◆ Exercise instructions ◆
Leaving the pictures aside, write out the whole listing below exactly.

◆ Data listing ◆
= Beginning of Section =

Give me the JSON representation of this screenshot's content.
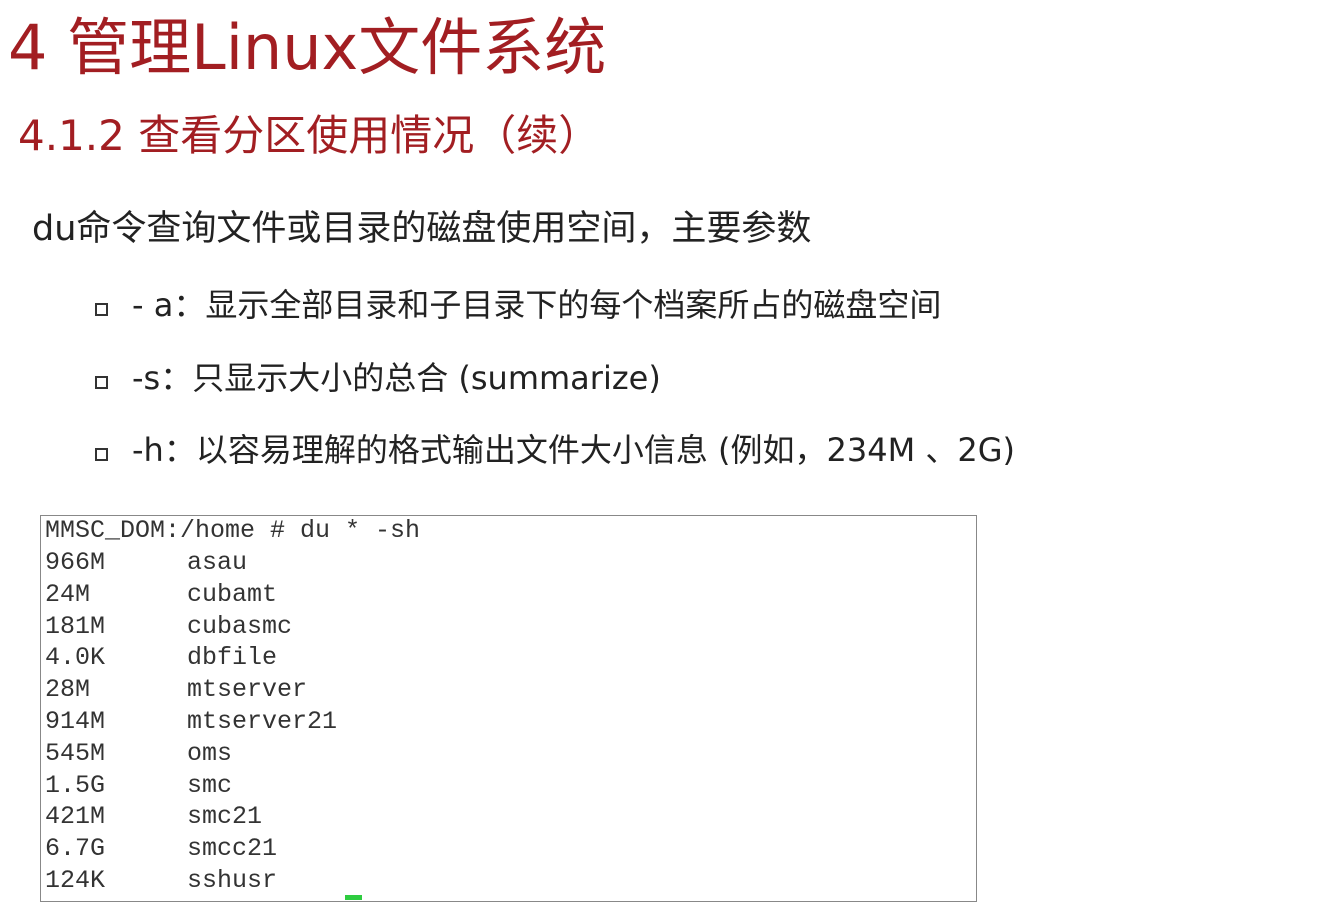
{
  "slide": {
    "title": "4  管理Linux文件系统",
    "subtitle": "4.1.2 查看分区使用情况（续）",
    "intro": "du命令查询文件或目录的磁盘使用空间，主要参数",
    "bullets": [
      {
        "text": "- a：显示全部目录和子目录下的每个档案所占的磁盘空间"
      },
      {
        "text": "-s：只显示大小的总合 (summarize)"
      },
      {
        "text": "-h：以容易理解的格式输出文件大小信息 (例如，234M 、2G)"
      }
    ],
    "accent_color": "#A21E22"
  },
  "terminal": {
    "command": "MMSC_DOM:/home # du * -sh",
    "rows": [
      {
        "size": "966M",
        "name": "asau"
      },
      {
        "size": "24M",
        "name": "cubamt"
      },
      {
        "size": "181M",
        "name": "cubasmc"
      },
      {
        "size": "4.0K",
        "name": "dbfile"
      },
      {
        "size": "28M",
        "name": "mtserver"
      },
      {
        "size": "914M",
        "name": "mtserver21"
      },
      {
        "size": "545M",
        "name": "oms"
      },
      {
        "size": "1.5G",
        "name": "smc"
      },
      {
        "size": "421M",
        "name": "smc21"
      },
      {
        "size": "6.7G",
        "name": "smcc21"
      },
      {
        "size": "124K",
        "name": "sshusr"
      }
    ]
  }
}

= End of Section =

◆ Final answer ◆
Give me the JSON representation of this screenshot's content.
{
  "slide": {
    "title": "4  管理Linux文件系统",
    "subtitle": "4.1.2 查看分区使用情况（续）",
    "intro": "du命令查询文件或目录的磁盘使用空间，主要参数",
    "bullets": [
      {
        "text": "- a：显示全部目录和子目录下的每个档案所占的磁盘空间"
      },
      {
        "text": "-s：只显示大小的总合 (summarize)"
      },
      {
        "text": "-h：以容易理解的格式输出文件大小信息 (例如，234M 、2G)"
      }
    ],
    "accent_color": "#A21E22"
  },
  "terminal": {
    "command": "MMSC_DOM:/home # du * -sh",
    "rows": [
      {
        "size": "966M",
        "name": "asau"
      },
      {
        "size": "24M",
        "name": "cubamt"
      },
      {
        "size": "181M",
        "name": "cubasmc"
      },
      {
        "size": "4.0K",
        "name": "dbfile"
      },
      {
        "size": "28M",
        "name": "mtserver"
      },
      {
        "size": "914M",
        "name": "mtserver21"
      },
      {
        "size": "545M",
        "name": "oms"
      },
      {
        "size": "1.5G",
        "name": "smc"
      },
      {
        "size": "421M",
        "name": "smc21"
      },
      {
        "size": "6.7G",
        "name": "smcc21"
      },
      {
        "size": "124K",
        "name": "sshusr"
      }
    ]
  }
}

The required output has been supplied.